Written by Terry Wong
Last month I had the opportunity to speak at the OHS Leaders Summit - an assembly of Australia's leading safety minds. While I was greatly appreciative and honoured by the feedback I got post-speech, I quietly reminded people that I do this sort of stuff for a living. Consistent with the sharing nature of the Summit, I thought I would pen a couple of tips that I have learnt from excellent speakers or those things I have figured out the hard way.
1. Prep, prep and prep some more
Prepping the content of my speech starts about three months out from the event. At this point, not a huge amount of detail; it's usually no more than a theme or topic. What it does do however is plant the seed and allows my subconscious to go to work. About four weeks out I have mapped out my plan (usually in the form of a mind map, as this is the way my mind works best) and over the coming weeks I fill in the blanks, creating what is essentially a word-for-word script. In the week and days preceding, I am usually tweaking and fine-tuning the delivery so I don't have any wasted words.

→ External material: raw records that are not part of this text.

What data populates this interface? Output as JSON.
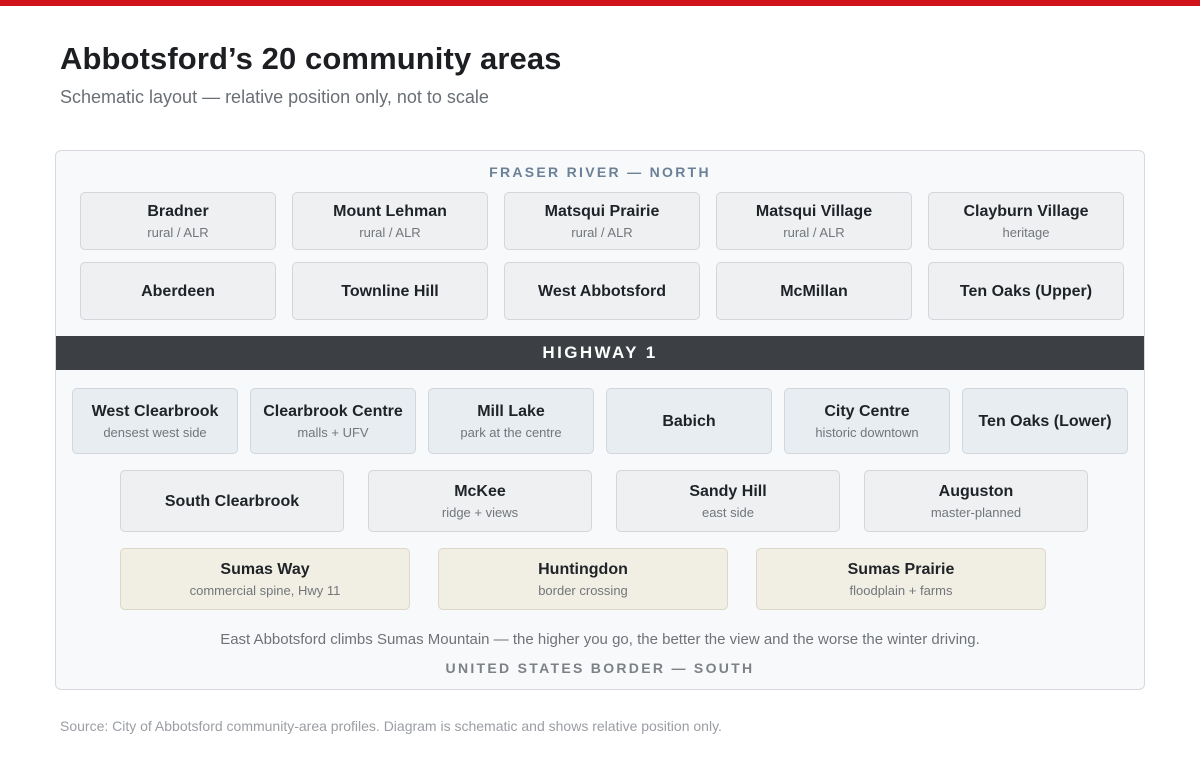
{
  "title": "Abbotsford’s 20 community areas",
  "subtitle": "Schematic layout — relative position only, not to scale",
  "north_label": "FRASER RIVER — NORTH",
  "highway_label": "HIGHWAY 1",
  "south_label": "UNITED STATES BORDER — SOUTH",
  "note": "East Abbotsford climbs Sumas Mountain — the higher you go, the better the view and the worse the winter driving.",
  "source": "Source: City of Abbotsford community-area profiles. Diagram is schematic and shows relative position only.",
  "colors": {
    "accent_bar": "#d0121b",
    "highway": "#3c3f43",
    "north_tile": "#eef0f2",
    "central_tile": "#e8edf1",
    "south_tile": "#f1eee3"
  },
  "rows": [
    {
      "zone": "north",
      "areas": [
        {
          "name": "Bradner",
          "desc": "rural / ALR"
        },
        {
          "name": "Mount Lehman",
          "desc": "rural / ALR"
        },
        {
          "name": "Matsqui Prairie",
          "desc": "rural / ALR"
        },
        {
          "name": "Matsqui Village",
          "desc": "rural / ALR"
        },
        {
          "name": "Clayburn Village",
          "desc": "heritage"
        }
      ]
    },
    {
      "zone": "north",
      "areas": [
        {
          "name": "Aberdeen",
          "desc": ""
        },
        {
          "name": "Townline Hill",
          "desc": ""
        },
        {
          "name": "West Abbotsford",
          "desc": ""
        },
        {
          "name": "McMillan",
          "desc": ""
        },
        {
          "name": "Ten Oaks (Upper)",
          "desc": ""
        }
      ]
    },
    {
      "zone": "central",
      "areas": [
        {
          "name": "West Clearbrook",
          "desc": "densest west side"
        },
        {
          "name": "Clearbrook Centre",
          "desc": "malls + UFV"
        },
        {
          "name": "Mill Lake",
          "desc": "park at the centre"
        },
        {
          "name": "Babich",
          "desc": ""
        },
        {
          "name": "City Centre",
          "desc": "historic downtown"
        },
        {
          "name": "Ten Oaks (Lower)",
          "desc": ""
        }
      ]
    },
    {
      "zone": "central-grey",
      "areas": [
        {
          "name": "South Clearbrook",
          "desc": ""
        },
        {
          "name": "McKee",
          "desc": "ridge + views"
        },
        {
          "name": "Sandy Hill",
          "desc": "east side"
        },
        {
          "name": "Auguston",
          "desc": "master-planned"
        }
      ]
    },
    {
      "zone": "south",
      "areas": [
        {
          "name": "Sumas Way",
          "desc": "commercial spine, Hwy 11"
        },
        {
          "name": "Huntingdon",
          "desc": "border crossing"
        },
        {
          "name": "Sumas Prairie",
          "desc": "floodplain + farms"
        }
      ]
    }
  ]
}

On the day of, I am constantly referring to my script, just glancing and rehearsing it in my head so the transitions are slick and messages are clear. I make sure I spend time on stage beforehand. At the OHS Leaders Summit I was straight after lunch (a spot that most speakers loathe, but one I revel in) so I spent most of lunch walking the stage, getting comfortable with the room, allowing my body to acclimatise to the heat of the lights.
Then action time!
2. Pictures are worth a thousand words
The most commonly used tool in speeches is PowerPoint. It's an extremely powerful tool - when used well. My thinking when designing PowerPoint slides is governed by the less-is-more principle. I have a preference for a single, whole-slide image that creates an emotion linked to that portion of my speech, overlaid by a few choice words. So ditch the bullet-pointed, size 14, Verdana script that is so often used as a prompter for the presenter rather than the audience.
3. Be different
When you are speaking at a multi-day event where there is an assembly of 20-odd speakers, if you want to be memorable, then you need to dare to be different. Much of the feedback I got used words like engaging, interactive and entertaining, which I am proud of because this is the trajectory I aim my speeches at. More often than not, my chosen topic revolves around moving - so getting people up and moving definitely lends itself to being different amongst a sea of sitting-based presentations (ironic in a room full of safety professionals). Whatever your topic, I urge you to come up with your point of difference - whether it be an activity, pushing the audience out of their comfort zone, your jokes or having no Powerpoint slides.